**WHAT YOU NEED TO DO**: Each record, minus any picture, should be returned exactly as written.

**Collection entries**:
************

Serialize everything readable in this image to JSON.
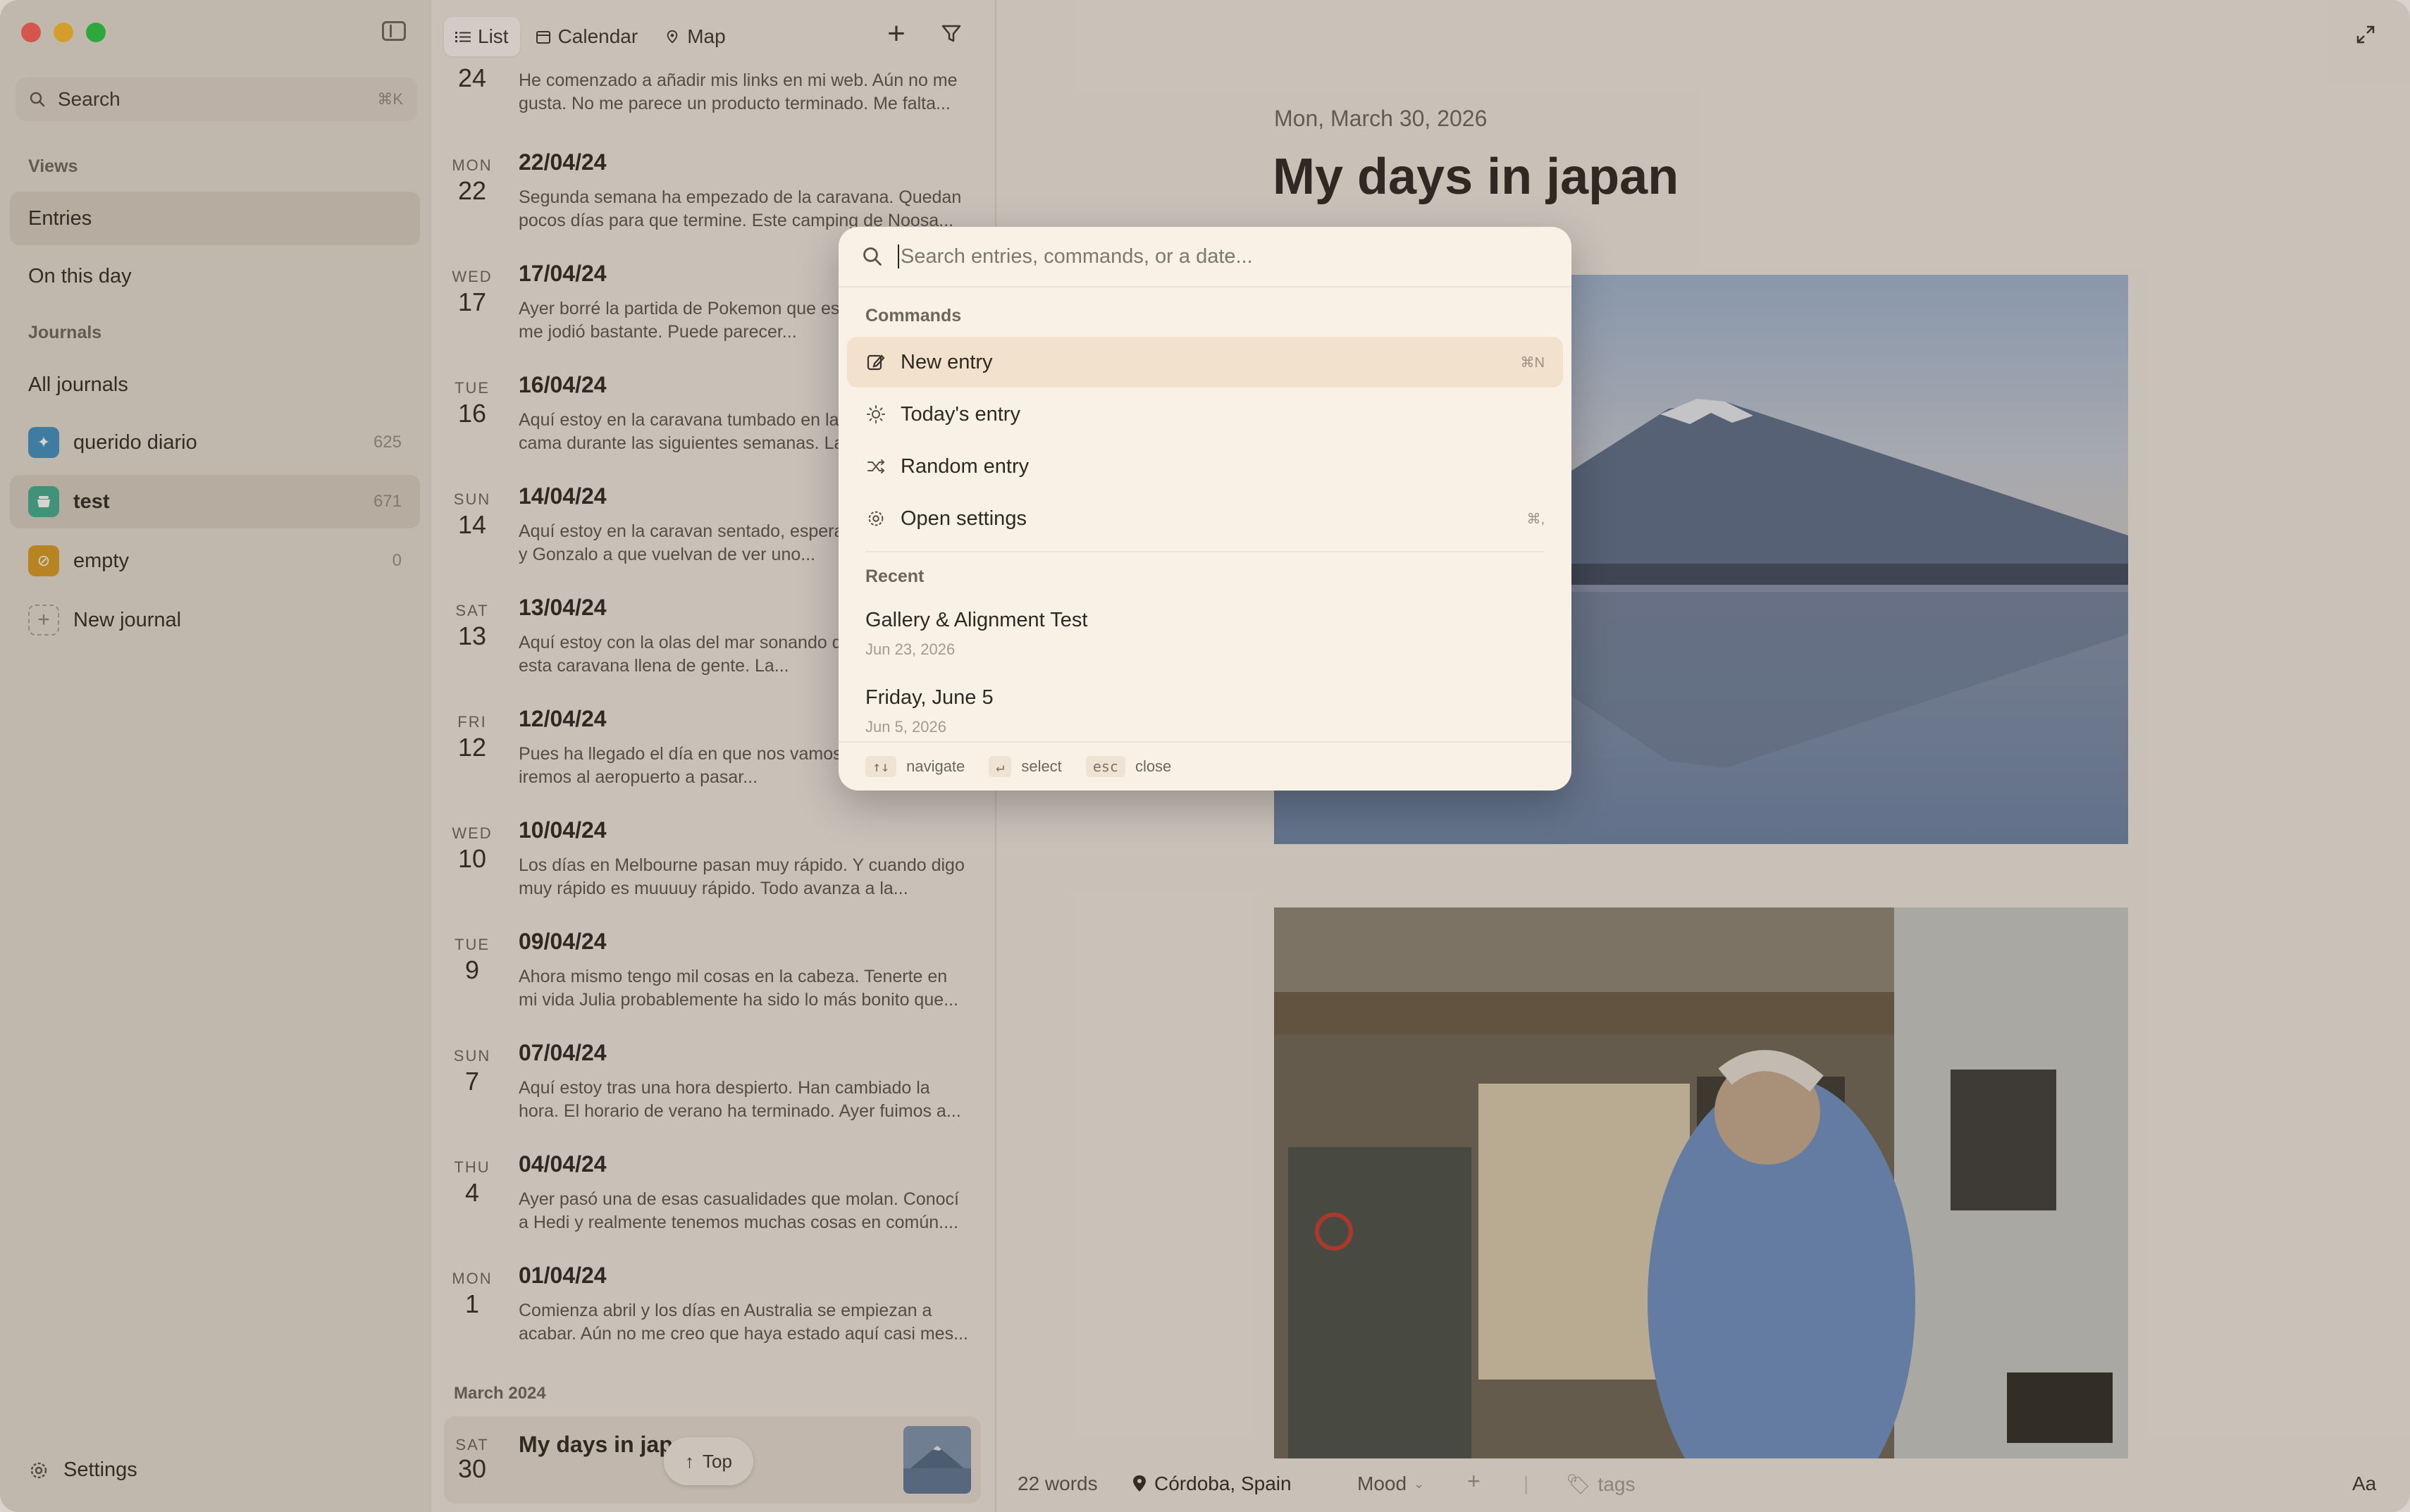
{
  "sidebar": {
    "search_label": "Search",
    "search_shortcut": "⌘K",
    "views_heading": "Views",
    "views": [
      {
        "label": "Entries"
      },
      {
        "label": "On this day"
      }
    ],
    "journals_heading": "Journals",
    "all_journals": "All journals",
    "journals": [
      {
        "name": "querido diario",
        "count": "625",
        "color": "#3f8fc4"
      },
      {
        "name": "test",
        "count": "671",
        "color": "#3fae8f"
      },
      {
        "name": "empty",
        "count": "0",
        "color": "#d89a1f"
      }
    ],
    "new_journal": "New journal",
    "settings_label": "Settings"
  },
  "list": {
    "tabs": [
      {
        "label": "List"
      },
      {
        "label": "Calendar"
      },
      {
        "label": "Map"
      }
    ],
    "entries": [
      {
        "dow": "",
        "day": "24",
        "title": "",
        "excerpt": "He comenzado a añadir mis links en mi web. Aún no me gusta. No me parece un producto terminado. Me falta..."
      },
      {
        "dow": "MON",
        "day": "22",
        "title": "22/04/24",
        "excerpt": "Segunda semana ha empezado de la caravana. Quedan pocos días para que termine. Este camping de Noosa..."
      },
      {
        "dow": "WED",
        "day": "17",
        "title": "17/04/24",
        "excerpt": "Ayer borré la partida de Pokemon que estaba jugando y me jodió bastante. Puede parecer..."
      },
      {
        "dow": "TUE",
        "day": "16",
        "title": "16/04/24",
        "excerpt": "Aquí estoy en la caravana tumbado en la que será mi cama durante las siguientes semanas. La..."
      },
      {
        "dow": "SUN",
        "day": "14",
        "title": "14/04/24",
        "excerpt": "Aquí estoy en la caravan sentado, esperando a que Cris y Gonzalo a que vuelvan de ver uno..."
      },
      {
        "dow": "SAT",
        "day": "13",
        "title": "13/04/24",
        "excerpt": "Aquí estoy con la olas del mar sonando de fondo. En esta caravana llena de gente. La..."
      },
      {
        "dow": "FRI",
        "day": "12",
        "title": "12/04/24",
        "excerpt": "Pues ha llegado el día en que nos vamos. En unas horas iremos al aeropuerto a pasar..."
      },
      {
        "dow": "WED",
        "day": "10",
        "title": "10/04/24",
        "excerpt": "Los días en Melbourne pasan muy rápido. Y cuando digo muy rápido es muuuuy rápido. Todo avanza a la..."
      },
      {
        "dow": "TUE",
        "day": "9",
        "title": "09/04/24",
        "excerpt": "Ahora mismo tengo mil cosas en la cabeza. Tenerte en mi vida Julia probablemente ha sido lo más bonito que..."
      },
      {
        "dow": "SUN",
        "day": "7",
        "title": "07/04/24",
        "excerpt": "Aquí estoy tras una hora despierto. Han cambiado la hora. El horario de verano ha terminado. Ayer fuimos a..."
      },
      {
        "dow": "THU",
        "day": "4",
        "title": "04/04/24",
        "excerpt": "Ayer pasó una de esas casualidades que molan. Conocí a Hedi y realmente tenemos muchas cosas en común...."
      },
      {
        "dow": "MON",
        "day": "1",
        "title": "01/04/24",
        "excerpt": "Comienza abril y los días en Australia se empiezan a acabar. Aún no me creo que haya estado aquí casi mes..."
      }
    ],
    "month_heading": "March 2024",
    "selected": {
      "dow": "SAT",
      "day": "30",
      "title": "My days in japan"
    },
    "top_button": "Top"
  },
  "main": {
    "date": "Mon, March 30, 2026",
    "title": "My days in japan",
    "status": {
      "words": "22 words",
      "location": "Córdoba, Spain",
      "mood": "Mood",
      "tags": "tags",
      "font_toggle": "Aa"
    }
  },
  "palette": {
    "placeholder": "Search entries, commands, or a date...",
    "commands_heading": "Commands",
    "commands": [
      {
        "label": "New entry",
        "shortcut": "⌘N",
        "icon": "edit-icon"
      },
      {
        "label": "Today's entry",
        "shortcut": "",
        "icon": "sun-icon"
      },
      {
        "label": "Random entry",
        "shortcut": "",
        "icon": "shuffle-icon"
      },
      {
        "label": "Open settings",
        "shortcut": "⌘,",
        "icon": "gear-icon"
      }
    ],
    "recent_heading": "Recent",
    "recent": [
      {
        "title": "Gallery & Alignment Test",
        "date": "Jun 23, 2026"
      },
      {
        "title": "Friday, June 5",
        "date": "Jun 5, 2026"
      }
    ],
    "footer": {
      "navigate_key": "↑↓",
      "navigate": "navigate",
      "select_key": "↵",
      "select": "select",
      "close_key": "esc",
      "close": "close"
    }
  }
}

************

**ANSWER TO THIS EXERCISE**:
Serialize everything readable in this image to JSON.
{
  "sidebar": {
    "search_label": "Search",
    "search_shortcut": "⌘K",
    "views_heading": "Views",
    "views": [
      {
        "label": "Entries"
      },
      {
        "label": "On this day"
      }
    ],
    "journals_heading": "Journals",
    "all_journals": "All journals",
    "journals": [
      {
        "name": "querido diario",
        "count": "625",
        "color": "#3f8fc4"
      },
      {
        "name": "test",
        "count": "671",
        "color": "#3fae8f"
      },
      {
        "name": "empty",
        "count": "0",
        "color": "#d89a1f"
      }
    ],
    "new_journal": "New journal",
    "settings_label": "Settings"
  },
  "list": {
    "tabs": [
      {
        "label": "List"
      },
      {
        "label": "Calendar"
      },
      {
        "label": "Map"
      }
    ],
    "entries": [
      {
        "dow": "",
        "day": "24",
        "title": "",
        "excerpt": "He comenzado a añadir mis links en mi web. Aún no me gusta. No me parece un producto terminado. Me falta..."
      },
      {
        "dow": "MON",
        "day": "22",
        "title": "22/04/24",
        "excerpt": "Segunda semana ha empezado de la caravana. Quedan pocos días para que termine. Este camping de Noosa..."
      },
      {
        "dow": "WED",
        "day": "17",
        "title": "17/04/24",
        "excerpt": "Ayer borré la partida de Pokemon que estaba jugando y me jodió bastante. Puede parecer..."
      },
      {
        "dow": "TUE",
        "day": "16",
        "title": "16/04/24",
        "excerpt": "Aquí estoy en la caravana tumbado en la que será mi cama durante las siguientes semanas. La..."
      },
      {
        "dow": "SUN",
        "day": "14",
        "title": "14/04/24",
        "excerpt": "Aquí estoy en la caravan sentado, esperando a que Cris y Gonzalo a que vuelvan de ver uno..."
      },
      {
        "dow": "SAT",
        "day": "13",
        "title": "13/04/24",
        "excerpt": "Aquí estoy con la olas del mar sonando de fondo. En esta caravana llena de gente. La..."
      },
      {
        "dow": "FRI",
        "day": "12",
        "title": "12/04/24",
        "excerpt": "Pues ha llegado el día en que nos vamos. En unas horas iremos al aeropuerto a pasar..."
      },
      {
        "dow": "WED",
        "day": "10",
        "title": "10/04/24",
        "excerpt": "Los días en Melbourne pasan muy rápido. Y cuando digo muy rápido es muuuuy rápido. Todo avanza a la..."
      },
      {
        "dow": "TUE",
        "day": "9",
        "title": "09/04/24",
        "excerpt": "Ahora mismo tengo mil cosas en la cabeza. Tenerte en mi vida Julia probablemente ha sido lo más bonito que..."
      },
      {
        "dow": "SUN",
        "day": "7",
        "title": "07/04/24",
        "excerpt": "Aquí estoy tras una hora despierto. Han cambiado la hora. El horario de verano ha terminado. Ayer fuimos a..."
      },
      {
        "dow": "THU",
        "day": "4",
        "title": "04/04/24",
        "excerpt": "Ayer pasó una de esas casualidades que molan. Conocí a Hedi y realmente tenemos muchas cosas en común...."
      },
      {
        "dow": "MON",
        "day": "1",
        "title": "01/04/24",
        "excerpt": "Comienza abril y los días en Australia se empiezan a acabar. Aún no me creo que haya estado aquí casi mes..."
      }
    ],
    "month_heading": "March 2024",
    "selected": {
      "dow": "SAT",
      "day": "30",
      "title": "My days in japan"
    },
    "top_button": "Top"
  },
  "main": {
    "date": "Mon, March 30, 2026",
    "title": "My days in japan",
    "status": {
      "words": "22 words",
      "location": "Córdoba, Spain",
      "mood": "Mood",
      "tags": "tags",
      "font_toggle": "Aa"
    }
  },
  "palette": {
    "placeholder": "Search entries, commands, or a date...",
    "commands_heading": "Commands",
    "commands": [
      {
        "label": "New entry",
        "shortcut": "⌘N",
        "icon": "edit-icon"
      },
      {
        "label": "Today's entry",
        "shortcut": "",
        "icon": "sun-icon"
      },
      {
        "label": "Random entry",
        "shortcut": "",
        "icon": "shuffle-icon"
      },
      {
        "label": "Open settings",
        "shortcut": "⌘,",
        "icon": "gear-icon"
      }
    ],
    "recent_heading": "Recent",
    "recent": [
      {
        "title": "Gallery & Alignment Test",
        "date": "Jun 23, 2026"
      },
      {
        "title": "Friday, June 5",
        "date": "Jun 5, 2026"
      }
    ],
    "footer": {
      "navigate_key": "↑↓",
      "navigate": "navigate",
      "select_key": "↵",
      "select": "select",
      "close_key": "esc",
      "close": "close"
    }
  }
}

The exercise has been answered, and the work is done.